- _Your goal_: Write out each line of the material again, word for word.

- _Source material_:
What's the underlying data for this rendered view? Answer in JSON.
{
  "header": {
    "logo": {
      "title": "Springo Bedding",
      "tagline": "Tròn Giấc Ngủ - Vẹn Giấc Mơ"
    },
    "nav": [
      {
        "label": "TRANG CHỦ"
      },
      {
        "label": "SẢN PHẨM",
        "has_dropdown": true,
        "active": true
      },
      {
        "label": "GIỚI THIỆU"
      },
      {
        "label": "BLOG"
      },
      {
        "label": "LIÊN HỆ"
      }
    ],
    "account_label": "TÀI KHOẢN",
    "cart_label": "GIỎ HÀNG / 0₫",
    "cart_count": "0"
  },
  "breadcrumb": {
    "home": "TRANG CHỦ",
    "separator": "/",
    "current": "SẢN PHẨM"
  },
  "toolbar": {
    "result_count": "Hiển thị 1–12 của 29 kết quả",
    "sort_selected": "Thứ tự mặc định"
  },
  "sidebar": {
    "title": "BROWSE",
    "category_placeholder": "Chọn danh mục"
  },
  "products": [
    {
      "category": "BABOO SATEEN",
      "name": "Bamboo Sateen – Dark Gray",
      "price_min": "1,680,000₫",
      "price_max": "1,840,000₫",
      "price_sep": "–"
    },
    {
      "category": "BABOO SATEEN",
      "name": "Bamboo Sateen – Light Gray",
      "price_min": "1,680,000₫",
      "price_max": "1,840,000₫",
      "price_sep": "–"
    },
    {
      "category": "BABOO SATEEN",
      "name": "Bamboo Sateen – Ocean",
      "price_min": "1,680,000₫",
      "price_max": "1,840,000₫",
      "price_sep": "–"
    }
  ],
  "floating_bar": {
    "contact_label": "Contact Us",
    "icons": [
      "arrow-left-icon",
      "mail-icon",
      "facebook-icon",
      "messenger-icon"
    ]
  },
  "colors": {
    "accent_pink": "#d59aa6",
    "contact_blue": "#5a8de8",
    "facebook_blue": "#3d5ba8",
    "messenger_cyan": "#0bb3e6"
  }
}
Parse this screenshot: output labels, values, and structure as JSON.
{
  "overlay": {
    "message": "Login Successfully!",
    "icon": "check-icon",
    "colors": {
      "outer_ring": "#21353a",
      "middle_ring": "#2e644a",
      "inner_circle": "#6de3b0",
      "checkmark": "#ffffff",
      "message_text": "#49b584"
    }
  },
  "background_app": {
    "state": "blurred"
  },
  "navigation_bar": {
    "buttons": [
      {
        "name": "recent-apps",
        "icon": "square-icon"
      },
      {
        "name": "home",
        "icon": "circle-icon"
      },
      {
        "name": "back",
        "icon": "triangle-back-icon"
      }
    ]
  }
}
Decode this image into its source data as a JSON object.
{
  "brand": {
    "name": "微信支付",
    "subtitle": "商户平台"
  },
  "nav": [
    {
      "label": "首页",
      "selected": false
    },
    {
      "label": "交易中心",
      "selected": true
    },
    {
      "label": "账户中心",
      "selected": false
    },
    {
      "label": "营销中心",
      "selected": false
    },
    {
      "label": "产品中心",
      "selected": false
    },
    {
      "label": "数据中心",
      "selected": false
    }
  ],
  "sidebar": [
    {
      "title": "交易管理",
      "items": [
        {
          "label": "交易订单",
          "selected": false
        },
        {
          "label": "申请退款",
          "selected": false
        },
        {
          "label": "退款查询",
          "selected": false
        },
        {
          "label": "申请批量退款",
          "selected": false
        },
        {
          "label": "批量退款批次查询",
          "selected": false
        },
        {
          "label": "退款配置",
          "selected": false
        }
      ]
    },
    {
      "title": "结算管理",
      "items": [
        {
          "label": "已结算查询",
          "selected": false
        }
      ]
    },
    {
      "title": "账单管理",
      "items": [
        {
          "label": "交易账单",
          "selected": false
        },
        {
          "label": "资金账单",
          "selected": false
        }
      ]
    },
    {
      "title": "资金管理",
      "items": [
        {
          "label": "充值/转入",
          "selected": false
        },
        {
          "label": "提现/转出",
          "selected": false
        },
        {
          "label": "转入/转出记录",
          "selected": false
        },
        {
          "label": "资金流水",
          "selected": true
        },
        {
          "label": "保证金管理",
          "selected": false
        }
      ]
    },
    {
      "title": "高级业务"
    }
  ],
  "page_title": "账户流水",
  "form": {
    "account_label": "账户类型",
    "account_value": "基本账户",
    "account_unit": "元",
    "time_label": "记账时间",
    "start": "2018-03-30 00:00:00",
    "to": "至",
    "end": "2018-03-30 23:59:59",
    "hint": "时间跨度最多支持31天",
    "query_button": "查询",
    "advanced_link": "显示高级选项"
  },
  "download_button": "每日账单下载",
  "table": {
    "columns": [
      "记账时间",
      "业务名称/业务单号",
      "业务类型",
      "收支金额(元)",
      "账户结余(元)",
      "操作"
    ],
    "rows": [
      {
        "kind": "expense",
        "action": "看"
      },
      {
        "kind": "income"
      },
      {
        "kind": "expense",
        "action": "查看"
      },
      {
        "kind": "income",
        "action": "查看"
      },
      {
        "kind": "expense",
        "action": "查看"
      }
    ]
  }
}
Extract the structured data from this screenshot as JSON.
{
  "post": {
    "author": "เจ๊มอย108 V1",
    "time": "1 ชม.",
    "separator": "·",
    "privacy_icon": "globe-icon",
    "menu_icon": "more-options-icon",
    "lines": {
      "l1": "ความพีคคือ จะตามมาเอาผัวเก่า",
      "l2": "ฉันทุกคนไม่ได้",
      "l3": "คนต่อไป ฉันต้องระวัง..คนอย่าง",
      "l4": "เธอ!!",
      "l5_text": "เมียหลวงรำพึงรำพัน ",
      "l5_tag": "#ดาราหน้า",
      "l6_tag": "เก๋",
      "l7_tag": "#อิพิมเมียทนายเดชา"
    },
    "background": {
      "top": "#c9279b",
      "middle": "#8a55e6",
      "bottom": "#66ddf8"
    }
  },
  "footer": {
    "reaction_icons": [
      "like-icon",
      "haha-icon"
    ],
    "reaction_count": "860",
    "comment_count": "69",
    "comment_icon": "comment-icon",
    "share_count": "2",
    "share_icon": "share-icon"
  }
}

- _Solution to this task_:
What's the underlying data for this rendered view? Answer in JSON.
{
  "header": {
    "logo": {
      "title": "Springo Bedding",
      "tagline": "Tròn Giấc Ngủ - Vẹn Giấc Mơ"
    },
    "nav": [
      {
        "label": "TRANG CHỦ"
      },
      {
        "label": "SẢN PHẨM",
        "has_dropdown": true,
        "active": true
      },
      {
        "label": "GIỚI THIỆU"
      },
      {
        "label": "BLOG"
      },
      {
        "label": "LIÊN HỆ"
      }
    ],
    "account_label": "TÀI KHOẢN",
    "cart_label": "GIỎ HÀNG / 0₫",
    "cart_count": "0"
  },
  "breadcrumb": {
    "home": "TRANG CHỦ",
    "separator": "/",
    "current": "SẢN PHẨM"
  },
  "toolbar": {
    "result_count": "Hiển thị 1–12 của 29 kết quả",
    "sort_selected": "Thứ tự mặc định"
  },
  "sidebar": {
    "title": "BROWSE",
    "category_placeholder": "Chọn danh mục"
  },
  "products": [
    {
      "category": "BABOO SATEEN",
      "name": "Bamboo Sateen – Dark Gray",
      "price_min": "1,680,000₫",
      "price_max": "1,840,000₫",
      "price_sep": "–"
    },
    {
      "category": "BABOO SATEEN",
      "name": "Bamboo Sateen – Light Gray",
      "price_min": "1,680,000₫",
      "price_max": "1,840,000₫",
      "price_sep": "–"
    },
    {
      "category": "BABOO SATEEN",
      "name": "Bamboo Sateen – Ocean",
      "price_min": "1,680,000₫",
      "price_max": "1,840,000₫",
      "price_sep": "–"
    }
  ],
  "floating_bar": {
    "contact_label": "Contact Us",
    "icons": [
      "arrow-left-icon",
      "mail-icon",
      "facebook-icon",
      "messenger-icon"
    ]
  },
  "colors": {
    "accent_pink": "#d59aa6",
    "contact_blue": "#5a8de8",
    "facebook_blue": "#3d5ba8",
    "messenger_cyan": "#0bb3e6"
  }
}
Parse this screenshot: output labels, values, and structure as JSON.
{
  "overlay": {
    "message": "Login Successfully!",
    "icon": "check-icon",
    "colors": {
      "outer_ring": "#21353a",
      "middle_ring": "#2e644a",
      "inner_circle": "#6de3b0",
      "checkmark": "#ffffff",
      "message_text": "#49b584"
    }
  },
  "background_app": {
    "state": "blurred"
  },
  "navigation_bar": {
    "buttons": [
      {
        "name": "recent-apps",
        "icon": "square-icon"
      },
      {
        "name": "home",
        "icon": "circle-icon"
      },
      {
        "name": "back",
        "icon": "triangle-back-icon"
      }
    ]
  }
}
Decode this image into its source data as a JSON object.
{
  "brand": {
    "name": "微信支付",
    "subtitle": "商户平台"
  },
  "nav": [
    {
      "label": "首页",
      "selected": false
    },
    {
      "label": "交易中心",
      "selected": true
    },
    {
      "label": "账户中心",
      "selected": false
    },
    {
      "label": "营销中心",
      "selected": false
    },
    {
      "label": "产品中心",
      "selected": false
    },
    {
      "label": "数据中心",
      "selected": false
    }
  ],
  "sidebar": [
    {
      "title": "交易管理",
      "items": [
        {
          "label": "交易订单",
          "selected": false
        },
        {
          "label": "申请退款",
          "selected": false
        },
        {
          "label": "退款查询",
          "selected": false
        },
        {
          "label": "申请批量退款",
          "selected": false
        },
        {
          "label": "批量退款批次查询",
          "selected": false
        },
        {
          "label": "退款配置",
          "selected": false
        }
      ]
    },
    {
      "title": "结算管理",
      "items": [
        {
          "label": "已结算查询",
          "selected": false
        }
      ]
    },
    {
      "title": "账单管理",
      "items": [
        {
          "label": "交易账单",
          "selected": false
        },
        {
          "label": "资金账单",
          "selected": false
        }
      ]
    },
    {
      "title": "资金管理",
      "items": [
        {
          "label": "充值/转入",
          "selected": false
        },
        {
          "label": "提现/转出",
          "selected": false
        },
        {
          "label": "转入/转出记录",
          "selected": false
        },
        {
          "label": "资金流水",
          "selected": true
        },
        {
          "label": "保证金管理",
          "selected": false
        }
      ]
    },
    {
      "title": "高级业务"
    }
  ],
  "page_title": "账户流水",
  "form": {
    "account_label": "账户类型",
    "account_value": "基本账户",
    "account_unit": "元",
    "time_label": "记账时间",
    "start": "2018-03-30 00:00:00",
    "to": "至",
    "end": "2018-03-30 23:59:59",
    "hint": "时间跨度最多支持31天",
    "query_button": "查询",
    "advanced_link": "显示高级选项"
  },
  "download_button": "每日账单下载",
  "table": {
    "columns": [
      "记账时间",
      "业务名称/业务单号",
      "业务类型",
      "收支金额(元)",
      "账户结余(元)",
      "操作"
    ],
    "rows": [
      {
        "kind": "expense",
        "action": "看"
      },
      {
        "kind": "income"
      },
      {
        "kind": "expense",
        "action": "查看"
      },
      {
        "kind": "income",
        "action": "查看"
      },
      {
        "kind": "expense",
        "action": "查看"
      }
    ]
  }
}
Extract the structured data from this screenshot as JSON.
{
  "post": {
    "author": "เจ๊มอย108 V1",
    "time": "1 ชม.",
    "separator": "·",
    "privacy_icon": "globe-icon",
    "menu_icon": "more-options-icon",
    "lines": {
      "l1": "ความพีคคือ จะตามมาเอาผัวเก่า",
      "l2": "ฉันทุกคนไม่ได้",
      "l3": "คนต่อไป ฉันต้องระวัง..คนอย่าง",
      "l4": "เธอ!!",
      "l5_text": "เมียหลวงรำพึงรำพัน ",
      "l5_tag": "#ดาราหน้า",
      "l6_tag": "เก๋",
      "l7_tag": "#อิพิมเมียทนายเดชา"
    },
    "background": {
      "top": "#c9279b",
      "middle": "#8a55e6",
      "bottom": "#66ddf8"
    }
  },
  "footer": {
    "reaction_icons": [
      "like-icon",
      "haha-icon"
    ],
    "reaction_count": "860",
    "comment_count": "69",
    "comment_icon": "comment-icon",
    "share_count": "2",
    "share_icon": "share-icon"
  }
}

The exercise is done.